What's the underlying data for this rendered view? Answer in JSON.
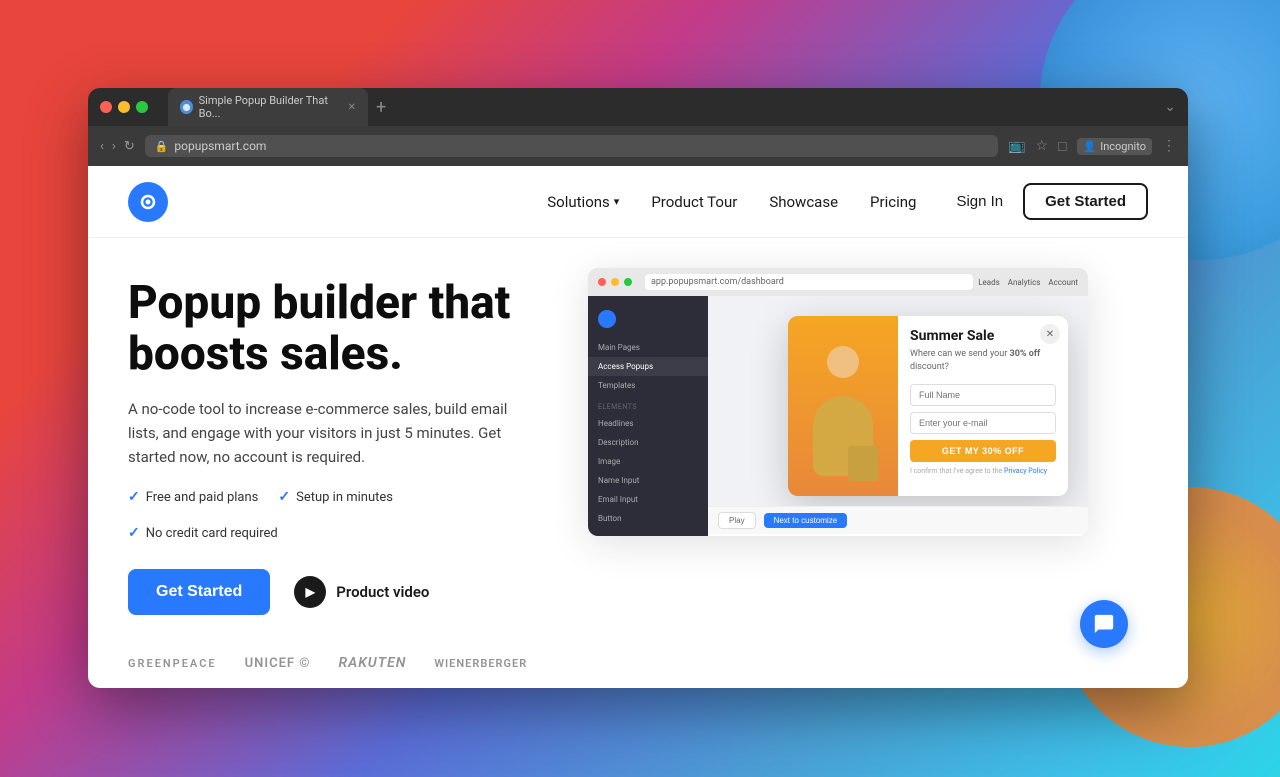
{
  "os": {
    "background": "macOS gradient"
  },
  "browser": {
    "tab": {
      "title": "Simple Popup Builder That Bo...",
      "favicon_alt": "popupsmart favicon"
    },
    "address": {
      "url": "popupsmart.com",
      "protocol_icon": "lock"
    },
    "controls": {
      "back": "‹",
      "forward": "›",
      "refresh": "↻",
      "new_tab": "+"
    },
    "profile": {
      "label": "Incognito"
    }
  },
  "navbar": {
    "logo_alt": "Popupsmart logo",
    "links": [
      {
        "label": "Solutions",
        "has_dropdown": true
      },
      {
        "label": "Product Tour",
        "has_dropdown": false
      },
      {
        "label": "Showcase",
        "has_dropdown": false
      },
      {
        "label": "Pricing",
        "has_dropdown": false
      }
    ],
    "sign_in_label": "Sign In",
    "get_started_label": "Get Started"
  },
  "hero": {
    "headline": "Popup builder that boosts sales.",
    "subtext": "A no-code tool to increase e-commerce sales, build email lists, and engage with your visitors in just 5 minutes. Get started now, no account is required.",
    "features": [
      {
        "label": "Free and paid plans"
      },
      {
        "label": "Setup in minutes"
      },
      {
        "label": "No credit card required"
      }
    ],
    "cta_primary": "Get Started",
    "cta_video": "Product video"
  },
  "brands": [
    {
      "label": "GREENPEACE"
    },
    {
      "label": "unicef ©"
    },
    {
      "label": "Rakuten"
    },
    {
      "label": "wienerberger"
    }
  ],
  "demo": {
    "url": "app.popupsmart.com/dashboard",
    "topbar_items": [
      "Leads",
      "Analytics",
      "Account"
    ],
    "sidebar_items": [
      "Main Pages",
      "Access Popups",
      "Templates",
      "Headlines",
      "Description",
      "Image",
      "Name Input",
      "Email Input",
      "Button"
    ],
    "popup": {
      "title": "Summer Sale",
      "desc_before": "Where can we send your ",
      "discount": "30% off",
      "desc_after": " discount?",
      "input1_placeholder": "Full Name",
      "input2_placeholder": "Enter your e-mail",
      "cta_label": "GET MY 30% OFF",
      "legal_text": "I confirm that I've agree to the",
      "privacy_label": "Privacy Policy"
    },
    "bottom_btns": [
      "Play",
      "Next to customize"
    ]
  },
  "chat_widget": {
    "icon": "💬"
  }
}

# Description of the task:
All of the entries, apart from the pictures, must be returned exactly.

# Solution:
What's the underlying data for this rendered view? Answer in JSON.
{
  "os": {
    "background": "macOS gradient"
  },
  "browser": {
    "tab": {
      "title": "Simple Popup Builder That Bo...",
      "favicon_alt": "popupsmart favicon"
    },
    "address": {
      "url": "popupsmart.com",
      "protocol_icon": "lock"
    },
    "controls": {
      "back": "‹",
      "forward": "›",
      "refresh": "↻",
      "new_tab": "+"
    },
    "profile": {
      "label": "Incognito"
    }
  },
  "navbar": {
    "logo_alt": "Popupsmart logo",
    "links": [
      {
        "label": "Solutions",
        "has_dropdown": true
      },
      {
        "label": "Product Tour",
        "has_dropdown": false
      },
      {
        "label": "Showcase",
        "has_dropdown": false
      },
      {
        "label": "Pricing",
        "has_dropdown": false
      }
    ],
    "sign_in_label": "Sign In",
    "get_started_label": "Get Started"
  },
  "hero": {
    "headline": "Popup builder that boosts sales.",
    "subtext": "A no-code tool to increase e-commerce sales, build email lists, and engage with your visitors in just 5 minutes. Get started now, no account is required.",
    "features": [
      {
        "label": "Free and paid plans"
      },
      {
        "label": "Setup in minutes"
      },
      {
        "label": "No credit card required"
      }
    ],
    "cta_primary": "Get Started",
    "cta_video": "Product video"
  },
  "brands": [
    {
      "label": "GREENPEACE"
    },
    {
      "label": "unicef ©"
    },
    {
      "label": "Rakuten"
    },
    {
      "label": "wienerberger"
    }
  ],
  "demo": {
    "url": "app.popupsmart.com/dashboard",
    "topbar_items": [
      "Leads",
      "Analytics",
      "Account"
    ],
    "sidebar_items": [
      "Main Pages",
      "Access Popups",
      "Templates",
      "Headlines",
      "Description",
      "Image",
      "Name Input",
      "Email Input",
      "Button"
    ],
    "popup": {
      "title": "Summer Sale",
      "desc_before": "Where can we send your ",
      "discount": "30% off",
      "desc_after": " discount?",
      "input1_placeholder": "Full Name",
      "input2_placeholder": "Enter your e-mail",
      "cta_label": "GET MY 30% OFF",
      "legal_text": "I confirm that I've agree to the",
      "privacy_label": "Privacy Policy"
    },
    "bottom_btns": [
      "Play",
      "Next to customize"
    ]
  },
  "chat_widget": {
    "icon": "💬"
  }
}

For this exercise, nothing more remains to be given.